Selfie of Priyanjul Johari and Agniva

A gay man called out bigoted moviegoers watching Badhaai Do, a pathbreaking Indian film about a lavender marriage, in the best way.

At a movie theatre in Delhi, India, Priyanjul Johari and his boyfriend Agniva sat down to watch the film that explores a man and a woman who go into a marriage of convenience to hide the fact they’re both gay.

Sat one row ahead of them, a group of 10 people cackled and made cruel jabs at the LGBT+ characters whenever they were on screen, Johari wrote in an Instagram post uploaded Friday (16 February).

Johari knew he had to do something. The friends traded insults, he recalled, calling one another gay for enjoying the film or commenting “I think I ended up coming to the wrong film” because they found the scenes with same-sex couples “funny and embarrassing” to watch.

The final straw came during an emotional scene involving Rajkummar Rao, who plays police officer Shardul Thakur in the Harshavardhan Kulkarni film, coming out which left Johari in tears.

A tearful Johari stood up and applauded the scene.

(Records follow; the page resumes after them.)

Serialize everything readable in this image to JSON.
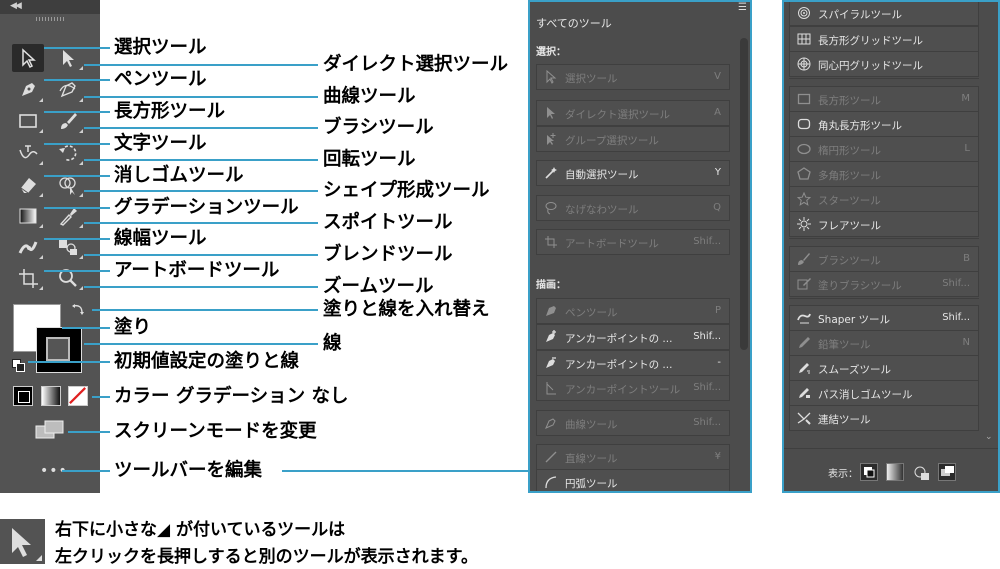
{
  "toolbar": {
    "collapse_icon": "double-chevron-left-icon"
  },
  "callouts_left": [
    {
      "text": "選択ツール"
    },
    {
      "text": "ペンツール"
    },
    {
      "text": "長方形ツール"
    },
    {
      "text": "文字ツール"
    },
    {
      "text": "消しゴムツール"
    },
    {
      "text": "グラデーションツール"
    },
    {
      "text": "線幅ツール"
    },
    {
      "text": "アートボードツール"
    },
    {
      "text": "塗り"
    },
    {
      "text": "初期値設定の塗りと線"
    },
    {
      "text": "カラー グラデーション なし"
    },
    {
      "text": "スクリーンモードを変更"
    },
    {
      "text": "ツールバーを編集"
    }
  ],
  "callouts_right": [
    {
      "text": "ダイレクト選択ツール"
    },
    {
      "text": "曲線ツール"
    },
    {
      "text": "ブラシツール"
    },
    {
      "text": "回転ツール"
    },
    {
      "text": "シェイプ形成ツール"
    },
    {
      "text": "スポイトツール"
    },
    {
      "text": "ブレンドツール"
    },
    {
      "text": "ズームツール"
    },
    {
      "text": "塗りと線を入れ替え"
    },
    {
      "text": "線"
    }
  ],
  "panel1": {
    "title": "すべてのツール",
    "menu_icon": "panel-menu-icon",
    "section_select": "選択：",
    "section_draw": "描画：",
    "rows": [
      {
        "label": "選択ツール",
        "key": "V",
        "dim": true
      },
      {
        "label": "ダイレクト選択ツール",
        "key": "A",
        "dim": true
      },
      {
        "label": "グループ選択ツール",
        "key": "",
        "dim": true
      },
      {
        "label": "自動選択ツール",
        "key": "Y",
        "dim": false
      },
      {
        "label": "なげなわツール",
        "key": "Q",
        "dim": true
      },
      {
        "label": "アートボードツール",
        "key": "Shif...",
        "dim": true
      },
      {
        "label": "ペンツール",
        "key": "P",
        "dim": true
      },
      {
        "label": "アンカーポイントの ...",
        "key": "Shif...",
        "dim": false
      },
      {
        "label": "アンカーポイントの ...",
        "key": "-",
        "dim": false
      },
      {
        "label": "アンカーポイントツール",
        "key": "Shif...",
        "dim": true
      },
      {
        "label": "曲線ツール",
        "key": "Shif...",
        "dim": true
      },
      {
        "label": "直線ツール",
        "key": "¥",
        "dim": true
      },
      {
        "label": "円弧ツール",
        "key": "",
        "dim": false
      }
    ]
  },
  "panel2": {
    "rows": [
      {
        "label": "スパイラルツール",
        "key": "",
        "dim": false
      },
      {
        "label": "長方形グリッドツール",
        "key": "",
        "dim": false
      },
      {
        "label": "同心円グリッドツール",
        "key": "",
        "dim": false
      },
      {
        "label": "長方形ツール",
        "key": "M",
        "dim": true
      },
      {
        "label": "角丸長方形ツール",
        "key": "",
        "dim": false
      },
      {
        "label": "楕円形ツール",
        "key": "L",
        "dim": true
      },
      {
        "label": "多角形ツール",
        "key": "",
        "dim": true
      },
      {
        "label": "スターツール",
        "key": "",
        "dim": true
      },
      {
        "label": "フレアツール",
        "key": "",
        "dim": false
      },
      {
        "label": "ブラシツール",
        "key": "B",
        "dim": true
      },
      {
        "label": "塗りブラシツール",
        "key": "Shif...",
        "dim": true
      },
      {
        "label": "Shaper ツール",
        "key": "Shif...",
        "dim": false
      },
      {
        "label": "鉛筆ツール",
        "key": "N",
        "dim": true
      },
      {
        "label": "スムーズツール",
        "key": "",
        "dim": false
      },
      {
        "label": "パス消しゴムツール",
        "key": "",
        "dim": false
      },
      {
        "label": "連結ツール",
        "key": "",
        "dim": false
      }
    ],
    "footer_label": "表示："
  },
  "note": {
    "line1": "右下に小さな◢ が付いているツールは",
    "line2": "左クリックを長押しすると別のツールが表示されます。"
  },
  "colors": {
    "accent": "#3aa0c8",
    "panel": "#4c4c4c",
    "toolbar": "#535353"
  }
}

Yet one of the viewers in front of him ridiculed him. “He’s definitely gay,” the person barked.

Johari’s boyfriend urged him to stay silent, but he refused. “Yes, I’m gay!” Johari shouted back. “I’ve come with my partner, you got a problem with that?”

The cinema reportedly fell silent after Johari clapped back at the homophobic troll, only for the rest of the moviegoers to applaud and cheer Johari for showing the same bravery that the queer characters in Badhaai Do champion.

The friends didn’t say a single word again until after the movie finished and they quickly scurried out of the cinema.

Chum Darang, who plays the love interest of Bhumi Pednekar in Badhaai Do, praised Johari for standing up to the jeering homophobes. “This is how we know we did good,” she commented. “Thank you.”

Badhaai Do, which was released in theatres last week, has been praised by critics for helping to normalise on-screen same-sex relationships.

“The idea is to empower the community, not make fun of them or not use them as bait to entertain the audience,” Pednekar told India Today.

“It is a film that really makes you question. It is a film that leaves you heavy-hearted while it really entertains you. So, I feel it is going to be successful in fighting the cause further.”